** Opening Records supplied block **

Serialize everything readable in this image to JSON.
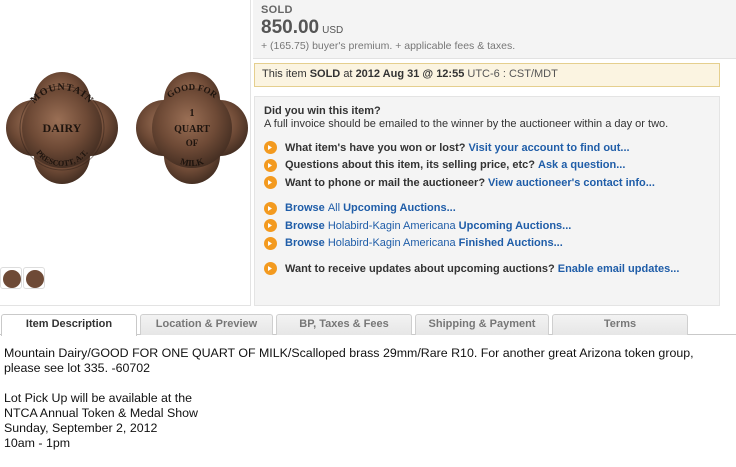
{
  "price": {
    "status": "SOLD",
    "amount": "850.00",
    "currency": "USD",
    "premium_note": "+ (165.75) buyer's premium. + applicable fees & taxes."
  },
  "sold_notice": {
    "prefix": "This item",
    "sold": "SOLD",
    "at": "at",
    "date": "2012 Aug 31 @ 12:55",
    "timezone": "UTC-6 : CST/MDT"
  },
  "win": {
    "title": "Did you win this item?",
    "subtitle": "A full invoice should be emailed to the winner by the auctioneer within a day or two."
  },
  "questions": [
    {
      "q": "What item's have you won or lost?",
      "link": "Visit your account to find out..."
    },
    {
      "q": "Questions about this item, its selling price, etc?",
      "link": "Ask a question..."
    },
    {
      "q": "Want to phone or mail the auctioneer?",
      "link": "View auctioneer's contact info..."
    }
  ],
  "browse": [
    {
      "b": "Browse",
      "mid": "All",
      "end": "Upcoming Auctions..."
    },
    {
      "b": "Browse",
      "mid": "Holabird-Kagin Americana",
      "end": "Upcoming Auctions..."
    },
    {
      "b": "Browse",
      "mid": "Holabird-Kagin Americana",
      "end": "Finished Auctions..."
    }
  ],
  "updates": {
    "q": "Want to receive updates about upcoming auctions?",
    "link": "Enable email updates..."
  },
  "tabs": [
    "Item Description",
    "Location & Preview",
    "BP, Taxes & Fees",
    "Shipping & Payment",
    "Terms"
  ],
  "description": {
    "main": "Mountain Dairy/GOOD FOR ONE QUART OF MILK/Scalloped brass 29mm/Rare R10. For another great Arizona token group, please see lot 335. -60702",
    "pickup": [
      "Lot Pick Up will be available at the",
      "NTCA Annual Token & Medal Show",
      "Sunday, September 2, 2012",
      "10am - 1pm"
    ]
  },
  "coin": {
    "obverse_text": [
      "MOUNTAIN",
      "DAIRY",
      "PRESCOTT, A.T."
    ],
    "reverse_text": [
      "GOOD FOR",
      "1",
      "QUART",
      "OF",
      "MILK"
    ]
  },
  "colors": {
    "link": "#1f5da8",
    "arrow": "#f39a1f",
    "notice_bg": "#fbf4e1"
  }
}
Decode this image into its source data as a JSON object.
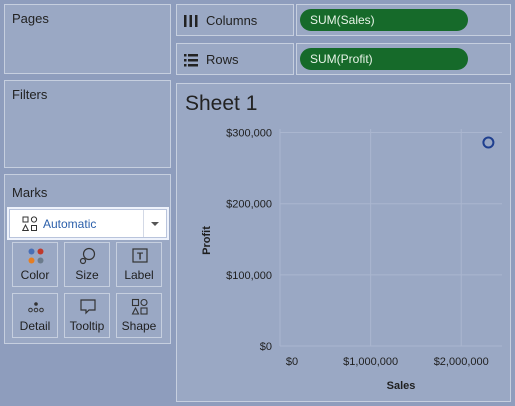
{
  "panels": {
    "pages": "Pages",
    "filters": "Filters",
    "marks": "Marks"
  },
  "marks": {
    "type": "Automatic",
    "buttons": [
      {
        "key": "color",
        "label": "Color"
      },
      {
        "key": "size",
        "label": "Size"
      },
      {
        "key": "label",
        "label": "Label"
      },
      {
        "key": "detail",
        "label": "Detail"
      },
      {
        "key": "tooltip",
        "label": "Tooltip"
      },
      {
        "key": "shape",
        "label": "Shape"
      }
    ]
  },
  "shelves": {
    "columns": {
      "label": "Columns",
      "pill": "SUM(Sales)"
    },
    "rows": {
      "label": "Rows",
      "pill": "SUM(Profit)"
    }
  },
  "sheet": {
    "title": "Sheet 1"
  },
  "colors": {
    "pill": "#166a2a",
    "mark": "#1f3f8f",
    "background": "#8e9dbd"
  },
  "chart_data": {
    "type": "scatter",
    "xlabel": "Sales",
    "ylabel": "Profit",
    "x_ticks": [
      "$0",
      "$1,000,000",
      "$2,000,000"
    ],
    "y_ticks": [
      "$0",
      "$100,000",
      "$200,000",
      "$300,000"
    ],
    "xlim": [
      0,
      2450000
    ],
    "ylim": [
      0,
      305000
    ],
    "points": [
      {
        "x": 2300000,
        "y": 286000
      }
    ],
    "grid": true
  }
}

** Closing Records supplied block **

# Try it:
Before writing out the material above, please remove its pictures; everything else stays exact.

# Exercise output:
Serialize everything readable in this image to JSON.
{
  "price": {
    "status": "SOLD",
    "amount": "850.00",
    "currency": "USD",
    "premium_note": "+ (165.75) buyer's premium. + applicable fees & taxes."
  },
  "sold_notice": {
    "prefix": "This item",
    "sold": "SOLD",
    "at": "at",
    "date": "2012 Aug 31 @ 12:55",
    "timezone": "UTC-6 : CST/MDT"
  },
  "win": {
    "title": "Did you win this item?",
    "subtitle": "A full invoice should be emailed to the winner by the auctioneer within a day or two."
  },
  "questions": [
    {
      "q": "What item's have you won or lost?",
      "link": "Visit your account to find out..."
    },
    {
      "q": "Questions about this item, its selling price, etc?",
      "link": "Ask a question..."
    },
    {
      "q": "Want to phone or mail the auctioneer?",
      "link": "View auctioneer's contact info..."
    }
  ],
  "browse": [
    {
      "b": "Browse",
      "mid": "All",
      "end": "Upcoming Auctions..."
    },
    {
      "b": "Browse",
      "mid": "Holabird-Kagin Americana",
      "end": "Upcoming Auctions..."
    },
    {
      "b": "Browse",
      "mid": "Holabird-Kagin Americana",
      "end": "Finished Auctions..."
    }
  ],
  "updates": {
    "q": "Want to receive updates about upcoming auctions?",
    "link": "Enable email updates..."
  },
  "tabs": [
    "Item Description",
    "Location & Preview",
    "BP, Taxes & Fees",
    "Shipping & Payment",
    "Terms"
  ],
  "description": {
    "main": "Mountain Dairy/GOOD FOR ONE QUART OF MILK/Scalloped brass 29mm/Rare R10. For another great Arizona token group, please see lot 335. -60702",
    "pickup": [
      "Lot Pick Up will be available at the",
      "NTCA Annual Token & Medal Show",
      "Sunday, September 2, 2012",
      "10am - 1pm"
    ]
  },
  "coin": {
    "obverse_text": [
      "MOUNTAIN",
      "DAIRY",
      "PRESCOTT, A.T."
    ],
    "reverse_text": [
      "GOOD FOR",
      "1",
      "QUART",
      "OF",
      "MILK"
    ]
  },
  "colors": {
    "link": "#1f5da8",
    "arrow": "#f39a1f",
    "notice_bg": "#fbf4e1"
  }
}
Decode this image into its source data as a JSON object.
{
  "panels": {
    "pages": "Pages",
    "filters": "Filters",
    "marks": "Marks"
  },
  "marks": {
    "type": "Automatic",
    "buttons": [
      {
        "key": "color",
        "label": "Color"
      },
      {
        "key": "size",
        "label": "Size"
      },
      {
        "key": "label",
        "label": "Label"
      },
      {
        "key": "detail",
        "label": "Detail"
      },
      {
        "key": "tooltip",
        "label": "Tooltip"
      },
      {
        "key": "shape",
        "label": "Shape"
      }
    ]
  },
  "shelves": {
    "columns": {
      "label": "Columns",
      "pill": "SUM(Sales)"
    },
    "rows": {
      "label": "Rows",
      "pill": "SUM(Profit)"
    }
  },
  "sheet": {
    "title": "Sheet 1"
  },
  "colors": {
    "pill": "#166a2a",
    "mark": "#1f3f8f",
    "background": "#8e9dbd"
  },
  "chart_data": {
    "type": "scatter",
    "xlabel": "Sales",
    "ylabel": "Profit",
    "x_ticks": [
      "$0",
      "$1,000,000",
      "$2,000,000"
    ],
    "y_ticks": [
      "$0",
      "$100,000",
      "$200,000",
      "$300,000"
    ],
    "xlim": [
      0,
      2450000
    ],
    "ylim": [
      0,
      305000
    ],
    "points": [
      {
        "x": 2300000,
        "y": 286000
      }
    ],
    "grid": true
  }
}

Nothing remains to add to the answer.